The technical manager of the world's leading polymer manufacturer, Basell, has recently said: "Parts made of Hostalen PE grades (the most chemically resistant grades) can be applied in contact with Sodium Hypochlorite at 30°C for one year and at 20°C for four years. After this time period, we recommend exchanging the containers."
With the ever increasing regulations designed to protect the environment and people's safety, the majority of manufacturers of chemical storage tanks in the UK no longer consider HDPE as a suitable material. Tanks manufactured in HDPE may be considered for short-term use as demonstrated by the statement above. But, long-term, there is a very high liability placed not only on the manufacturer but also the specifier and the end user.
Most WTW installations have a design service life of 20 years or more. From in-service experience, this is not being achieved with tanks constructed or moulded in polyethylene. An alternative material of construction to UPVC / GRP, which gives the required service life, is a vinylester laminate. During the 1960s, the US developed vinylester resin systems, which proved to be highly resistant to chlorine environments such as 15% available chlorine hypochlorite solutions.
The only safe options
Following the material manufacturers' recommendations and the experiences in the field, it is evident that for long-term storage of high concentrations of sodium hypochlorite, either UPVC reinforced with GRP or a full post-cured vinylester GRP laminate are the only safe options to be considered. Such tanks must be designed and manufactured to the very extensive British Standard 4994 -1987. Unfortunately many specifiers are persuaded to opt for the much lower cost option of an all-polyethylene thermoplastic tank, often quite innocently, as the manufacturer states an expected service life in excess of ten years. In many instances, these guarantees are not implemented due to being lost in the mists of time.

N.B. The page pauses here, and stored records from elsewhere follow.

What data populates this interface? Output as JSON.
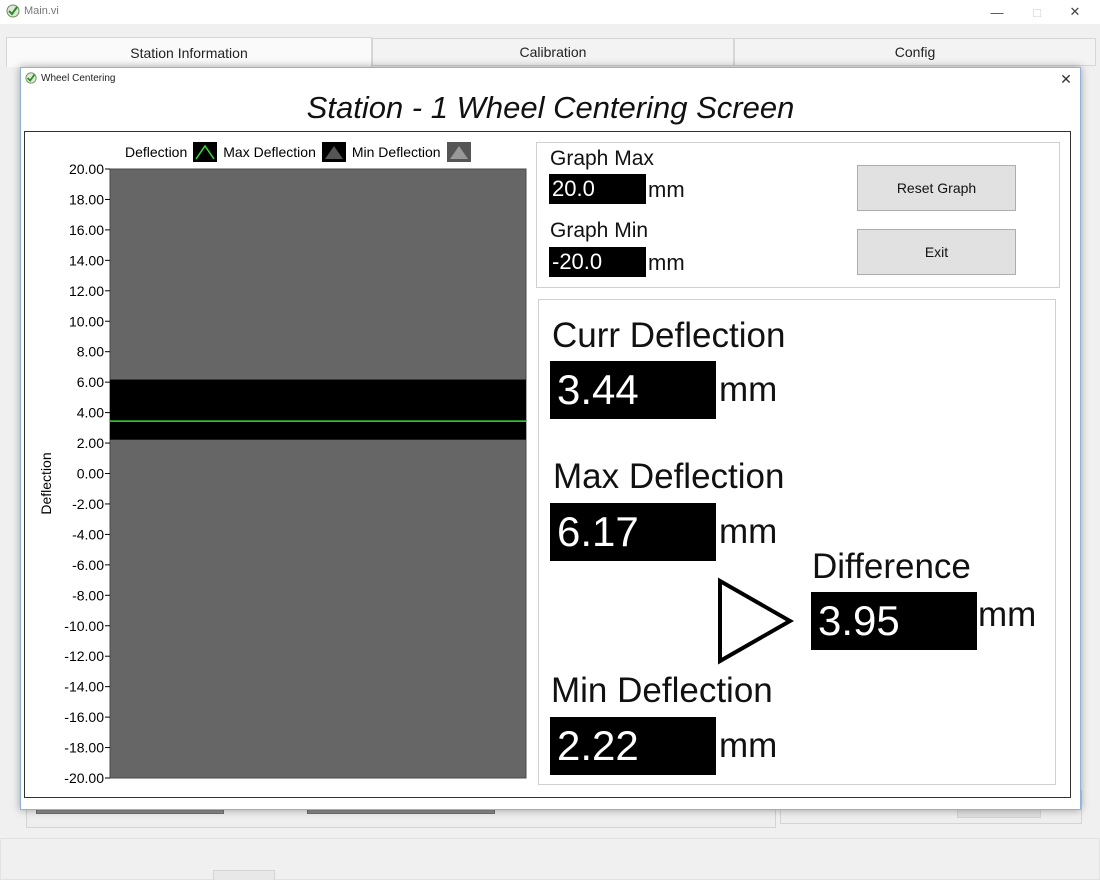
{
  "app": {
    "window_title": "Main.vi"
  },
  "tabs": [
    {
      "label": "Station Information"
    },
    {
      "label": "Calibration"
    },
    {
      "label": "Config"
    }
  ],
  "dialog": {
    "title": "Wheel Centering",
    "screen_title": "Station - 1 Wheel Centering Screen"
  },
  "legend": {
    "label": "Deflection",
    "max_label": "Max Deflection",
    "min_label": "Min Deflection"
  },
  "graph_settings": {
    "max_label": "Graph Max",
    "max_value": "20.0",
    "min_label": "Graph Min",
    "min_value": "-20.0",
    "unit": "mm"
  },
  "buttons": {
    "reset_graph": "Reset Graph",
    "exit": "Exit"
  },
  "readouts": {
    "curr_label": "Curr Deflection",
    "curr_value": "3.44",
    "max_label": "Max Deflection",
    "max_value": "6.17",
    "min_label": "Min Deflection",
    "min_value": "2.22",
    "diff_label": "Difference",
    "diff_value": "3.95",
    "unit": "mm"
  },
  "colors": {
    "plot_bg": "#666666",
    "band": "#000000",
    "current_line": "#33e033",
    "field_bg": "#000000",
    "field_text": "#ffffff"
  },
  "chart_data": {
    "type": "line",
    "ylabel": "Deflection",
    "ylim": [
      -20,
      20
    ],
    "yticks": [
      "20.00",
      "18.00",
      "16.00",
      "14.00",
      "12.00",
      "10.00",
      "8.00",
      "6.00",
      "4.00",
      "2.00",
      "0.00",
      "-2.00",
      "-4.00",
      "-6.00",
      "-8.00",
      "-10.00",
      "-12.00",
      "-14.00",
      "-16.00",
      "-18.00",
      "-20.00"
    ],
    "current": 3.44,
    "band": {
      "max": 6.17,
      "min": 2.22
    }
  }
}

Many WTWs now incorporate chlorine injection into the water supply using on-site generated sodium hypochlorite. This solution is produced on a continuous basis from a brine solution, which is passed through an electrocatalytic cell, producing a low-strength solution with a low pH.
These solutions are often quoted as 0.8%-1% strength sodium hypochlorite. Due to the low pH (about pH 9 - 10) conventional hypochlorite is stabilised with caustic soda with a minimum pH 13), the chlorine content is highly aggressive. Traditionally, chemical grade pressed UPVC-reinforced with GRP has given good service. This highly aggressive material can accelerate the problems of stress cracking seen in polyethylenes. Even the vinylesters successfully used for the conventional hypochlorite storage tank can be attacked if a specially formulated system is not incorporated and fully post cured in an oven at 90 degrees Centigrade for ten hours.
Caution must be exercised when specifying bulk storage tanks for sodium hypochlorite solutions. The liabilities generated by potential leakage or catastrophic failure are now so onerous that engineers and end users must be confident they are receiving the correct advice. Whilst cost considerations must play a part in the selection of a sodium hypochlorite storage tank, medium- to long-term safety must be paramount in the mind of the specifier, end user and the manufacturer. The correct materials of construction, as outlined above, together with the design and manufacture strictly conforming to British Standard 4994 - 1987 must be specified on the grounds of safety and lifetime costs.